## WHAT YOU HAVE TO DO
Should an entry contain an image, leave the image out and repeat the entry's text exactly.

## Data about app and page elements
· · · · ·
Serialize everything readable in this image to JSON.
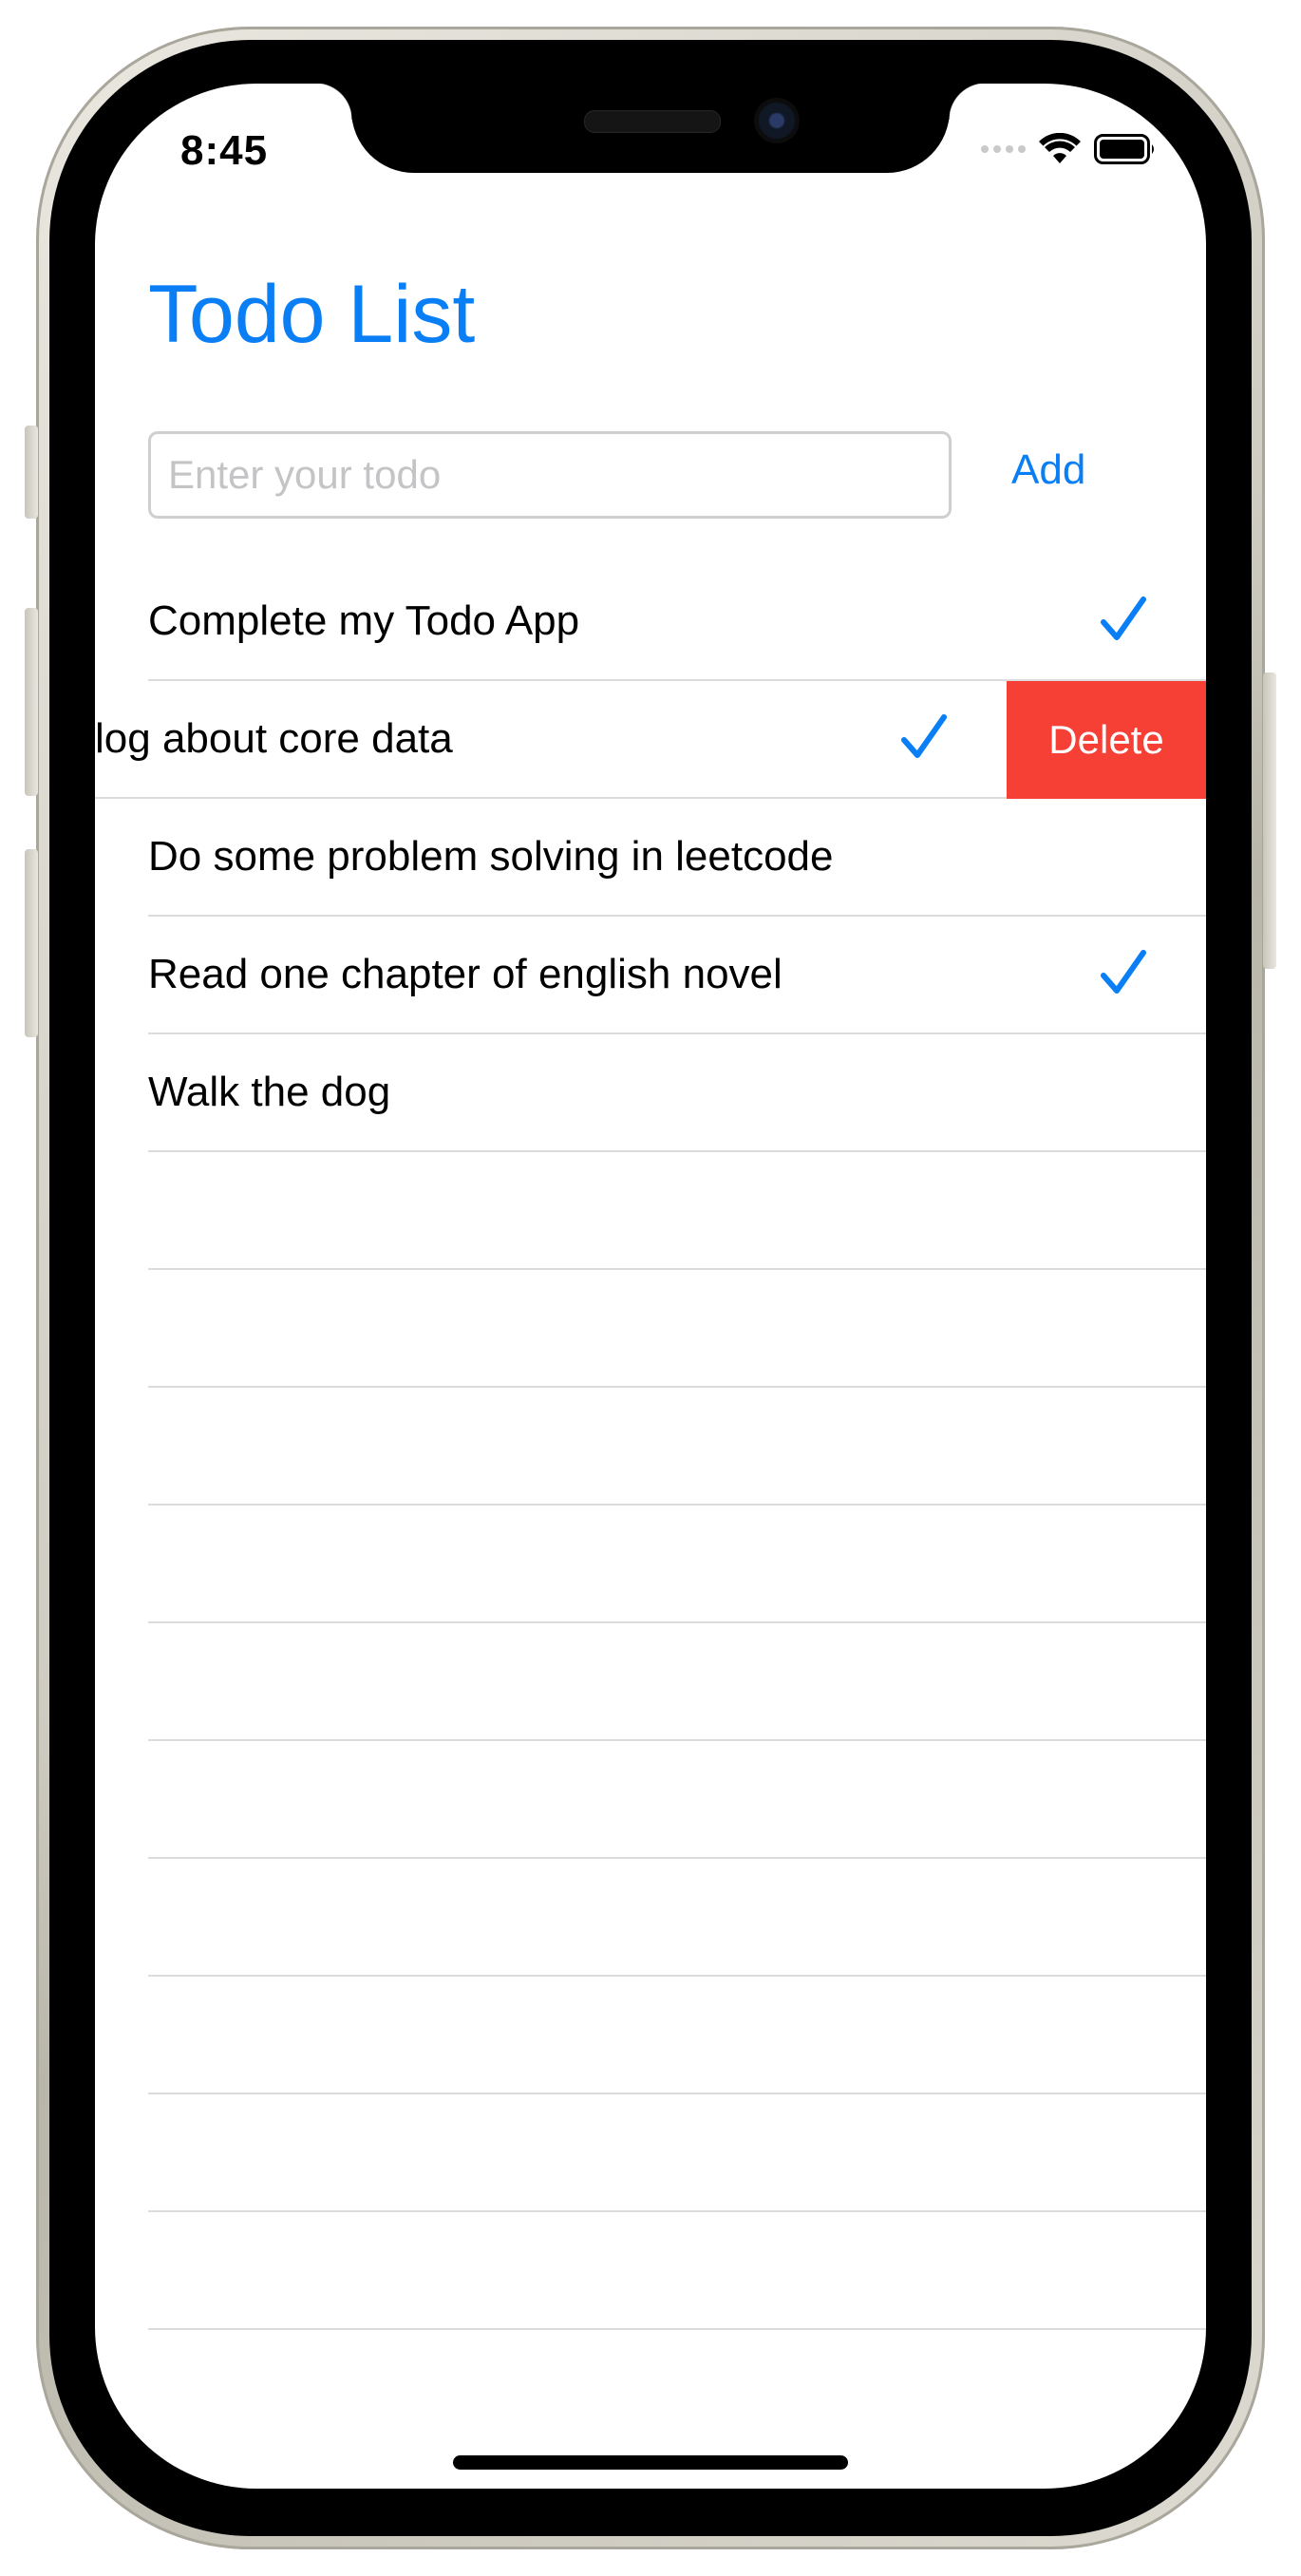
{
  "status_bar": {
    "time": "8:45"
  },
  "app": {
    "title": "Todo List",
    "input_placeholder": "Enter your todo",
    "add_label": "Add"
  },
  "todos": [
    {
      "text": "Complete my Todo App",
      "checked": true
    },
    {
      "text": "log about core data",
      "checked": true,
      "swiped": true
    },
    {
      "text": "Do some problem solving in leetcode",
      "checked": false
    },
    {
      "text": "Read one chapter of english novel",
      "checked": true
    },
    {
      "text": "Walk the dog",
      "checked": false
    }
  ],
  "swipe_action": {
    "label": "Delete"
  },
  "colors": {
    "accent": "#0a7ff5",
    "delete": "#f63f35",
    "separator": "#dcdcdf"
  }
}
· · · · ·
## SOLVED EXERCISE
Serialize everything readable in this image to JSON.
{
  "status_bar": {
    "time": "8:45"
  },
  "app": {
    "title": "Todo List",
    "input_placeholder": "Enter your todo",
    "add_label": "Add"
  },
  "todos": [
    {
      "text": "Complete my Todo App",
      "checked": true
    },
    {
      "text": "log about core data",
      "checked": true,
      "swiped": true
    },
    {
      "text": "Do some problem solving in leetcode",
      "checked": false
    },
    {
      "text": "Read one chapter of english novel",
      "checked": true
    },
    {
      "text": "Walk the dog",
      "checked": false
    }
  ],
  "swipe_action": {
    "label": "Delete"
  },
  "colors": {
    "accent": "#0a7ff5",
    "delete": "#f63f35",
    "separator": "#dcdcdf"
  }
}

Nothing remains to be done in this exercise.